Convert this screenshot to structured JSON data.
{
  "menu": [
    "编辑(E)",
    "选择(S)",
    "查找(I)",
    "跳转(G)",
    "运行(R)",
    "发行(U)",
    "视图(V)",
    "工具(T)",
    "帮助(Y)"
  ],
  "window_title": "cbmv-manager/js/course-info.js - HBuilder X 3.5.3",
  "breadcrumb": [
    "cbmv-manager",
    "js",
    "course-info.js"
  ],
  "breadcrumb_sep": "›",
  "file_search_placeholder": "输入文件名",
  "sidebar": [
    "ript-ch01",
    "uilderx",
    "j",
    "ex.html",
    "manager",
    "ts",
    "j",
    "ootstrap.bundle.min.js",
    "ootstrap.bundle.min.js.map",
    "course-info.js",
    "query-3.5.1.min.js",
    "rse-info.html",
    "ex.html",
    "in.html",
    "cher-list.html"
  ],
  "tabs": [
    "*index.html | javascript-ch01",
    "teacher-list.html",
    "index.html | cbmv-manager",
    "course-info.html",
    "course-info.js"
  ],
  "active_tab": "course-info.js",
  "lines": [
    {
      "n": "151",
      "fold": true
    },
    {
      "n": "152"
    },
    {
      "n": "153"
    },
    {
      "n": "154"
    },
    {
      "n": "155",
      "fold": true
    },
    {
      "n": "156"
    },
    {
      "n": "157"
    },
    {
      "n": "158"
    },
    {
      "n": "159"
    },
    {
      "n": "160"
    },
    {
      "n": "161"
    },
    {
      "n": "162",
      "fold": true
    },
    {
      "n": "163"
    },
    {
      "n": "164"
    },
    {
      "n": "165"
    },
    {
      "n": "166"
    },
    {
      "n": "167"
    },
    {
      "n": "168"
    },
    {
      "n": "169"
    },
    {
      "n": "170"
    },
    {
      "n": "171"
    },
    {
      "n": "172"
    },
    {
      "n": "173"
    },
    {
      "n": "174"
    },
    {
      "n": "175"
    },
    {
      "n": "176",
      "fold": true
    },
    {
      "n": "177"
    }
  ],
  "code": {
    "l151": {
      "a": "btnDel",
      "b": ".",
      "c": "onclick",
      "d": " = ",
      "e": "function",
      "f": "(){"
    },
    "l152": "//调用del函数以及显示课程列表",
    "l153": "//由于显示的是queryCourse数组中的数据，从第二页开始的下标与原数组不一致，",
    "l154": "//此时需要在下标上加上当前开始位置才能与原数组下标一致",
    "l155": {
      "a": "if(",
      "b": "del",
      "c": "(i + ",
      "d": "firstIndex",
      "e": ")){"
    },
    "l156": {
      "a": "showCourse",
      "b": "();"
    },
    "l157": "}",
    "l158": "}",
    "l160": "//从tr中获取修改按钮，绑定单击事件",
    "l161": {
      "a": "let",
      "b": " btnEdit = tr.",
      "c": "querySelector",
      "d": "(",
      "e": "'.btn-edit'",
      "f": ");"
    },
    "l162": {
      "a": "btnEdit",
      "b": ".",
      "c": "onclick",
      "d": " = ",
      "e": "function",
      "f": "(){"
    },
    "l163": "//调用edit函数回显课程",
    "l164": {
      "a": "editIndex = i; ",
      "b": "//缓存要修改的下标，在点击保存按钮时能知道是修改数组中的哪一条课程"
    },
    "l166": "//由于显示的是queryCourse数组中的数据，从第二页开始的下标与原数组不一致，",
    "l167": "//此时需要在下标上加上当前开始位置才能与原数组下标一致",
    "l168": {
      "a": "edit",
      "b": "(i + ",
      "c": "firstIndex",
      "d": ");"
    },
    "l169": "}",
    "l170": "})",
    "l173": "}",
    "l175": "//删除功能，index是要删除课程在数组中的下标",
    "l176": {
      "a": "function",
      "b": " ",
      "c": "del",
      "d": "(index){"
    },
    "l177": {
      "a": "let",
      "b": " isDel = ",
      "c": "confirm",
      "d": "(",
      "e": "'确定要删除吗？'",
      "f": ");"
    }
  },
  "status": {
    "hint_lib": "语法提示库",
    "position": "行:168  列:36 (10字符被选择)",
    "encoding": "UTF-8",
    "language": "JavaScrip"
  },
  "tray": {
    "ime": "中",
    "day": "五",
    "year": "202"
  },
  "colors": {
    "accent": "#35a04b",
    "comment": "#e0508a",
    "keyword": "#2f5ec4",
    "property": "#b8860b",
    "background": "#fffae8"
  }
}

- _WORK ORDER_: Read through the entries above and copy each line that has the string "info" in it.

- _REPLY TO THE TASK_:
  "window_title": "cbmv-manager/js/course-info.js - HBuilder X 3.5.3",
    "course-info.js"
    "course-info.js",
    "rse-info.html",
    "course-info.html",
    "course-info.js"
  "active_tab": "course-info.js",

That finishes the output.